Sat, Nov 25|
The Osprey Arts Centre
From the sounds of slapback echo, twangy Telecasters, and swooning pedal steel, it’s clear that Scott MacKay has an affinity for country music of the 1950s and ‘60s. Tickets: $20/adults, $10/students
Time & Location
Nov 25, 7:00 p.m. – Nov 26, 7:00 p.m.
The Osprey Arts Centre, 107 Water St, Shelburne, NS B0T 1W0, Canada
About the Event
From the sounds of slapback echo, twangy Telecasters, and swooning pedal steel, it’s clear that Scott MacKay has an affinity for country music of the 1950s and ‘60s. But the singer/songwriter from Charlottetown, Prince Edward Island also has a sharp wit that shines through on the 10 original songs that comprise his latest album Stupid Cupid, a collection that offers a fresh, modern take on classic country.
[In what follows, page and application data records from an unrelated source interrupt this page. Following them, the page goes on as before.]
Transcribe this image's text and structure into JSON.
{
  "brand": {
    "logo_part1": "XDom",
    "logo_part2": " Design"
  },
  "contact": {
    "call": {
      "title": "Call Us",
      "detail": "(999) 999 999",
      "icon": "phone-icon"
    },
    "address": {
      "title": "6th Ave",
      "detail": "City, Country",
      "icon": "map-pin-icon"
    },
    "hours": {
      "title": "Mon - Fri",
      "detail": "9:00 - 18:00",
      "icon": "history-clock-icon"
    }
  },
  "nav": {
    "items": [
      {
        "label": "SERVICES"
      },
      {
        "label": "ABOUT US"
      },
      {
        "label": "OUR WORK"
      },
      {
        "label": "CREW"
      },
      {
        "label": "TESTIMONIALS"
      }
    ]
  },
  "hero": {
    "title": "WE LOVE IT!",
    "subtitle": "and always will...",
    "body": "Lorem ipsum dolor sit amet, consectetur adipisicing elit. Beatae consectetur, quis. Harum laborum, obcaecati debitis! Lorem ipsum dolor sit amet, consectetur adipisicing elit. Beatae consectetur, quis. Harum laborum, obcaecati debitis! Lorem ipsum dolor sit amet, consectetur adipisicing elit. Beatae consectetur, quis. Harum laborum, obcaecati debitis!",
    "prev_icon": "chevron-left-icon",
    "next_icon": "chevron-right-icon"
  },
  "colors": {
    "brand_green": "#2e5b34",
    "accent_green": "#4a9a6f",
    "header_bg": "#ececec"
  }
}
Co-produced with Adam Gallant at The Hill Sound Studio in Charlottetown and mixed by Scott Franchuk in Edmonton, Stupid Cupid features MacKay backed by his regular rhythm section of Josh and Sam Langille, along with renowned guitarist Grant Siemens and pedal steel master Burke Carroll. For MacKay, it’s his third album and the first reflection of what he describes as getting bit by the classic country bug since his previous release.
“I really became smitten with songwriters such as Shel Silverstein, Hank Williams, Bobby Bare, Roger Miller and others,” he says. “It made me focus my attention on improving my songwriting, and I tried to learn as much about it as I could. I took a lyric writing class, a storytelling class, and a creative writing class. I even took part in a songwriting workshop in Nashville where I got to meet and learn from some of the greatest songwriters in the world.”
The results of that hard work speak for themselves on Stupid Cupid. From the title track’s protagonist having his plan to win his dream girl go terribly wrong, to the tale of someone receiving a “Brand New Heart” from a man killed by his lover, to the surprisingly philosophical “God Walks Into A Bar,” MacKay effortlessly breathes new life into longstanding country music themes. However, it’s all designed to put a smile on your face, as well as a tear in your beer.
“I didn’t make a conscious decision to write an album that had a thread of humour woven throughout, but as I started looking at the songs I had written I noticed that there was,” MacKay says. “I wanted the album to be quirky and more playful than my previous work, but to also have a song or two on there that are a little more thought-provoking or emotional to reflect all aspects of my songwriting identity and also make for a more dynamic listening experience.”
MacKay’s love of wordplay stems in part from his work as a Junior High School teacher in Charlottetown, as he finishes his Master’s in Education. But he admits his shift to more light-hearted storytelling is a product of entering his thirties, and not taking himself as seriously as he once did. If a good idea leads to a song, humorous or not, then that’s all that matters.
“My goal as a writer is to have a voice that is uniquely mine,” MacKay says. “All of my favourite artists have undeniable signatures. When you read something from Shel Silverstein it’s undeniably his. When you hear a John Prine song you know who wrote it. It takes a really long time to develop a voice as a writer, but I do feel like I’m getting closer and closer to making my own.”
Scott MacKay is certainly on his way to achieving that kind of recognition as his catalogue has surpassed one million streams. The track “Where the Enemy Sleeps (feat. Emilee Sorrey)” from MacKay’s album Twin was used as the theme song for the true crime podcasts Over My Dead Body, and Joe Exotic: Tiger King, the latter inspiring the hit Netflix show Tiger King. MacKay has been nominated for several Music PEI awards as well as an ECMA, has been honoured in his former home base of Calgary with multiple Calgary Music Award nominations, and has fared well in CBC’s Searchlight and other international songwriting competitions.
Now with Stupid Cupid, Scott MacKay is ready to take country music back to the future and place himself squarely in the conversation about Canadian roots music artists to keep a close eye on.
Tickets: $20/adults, $10/students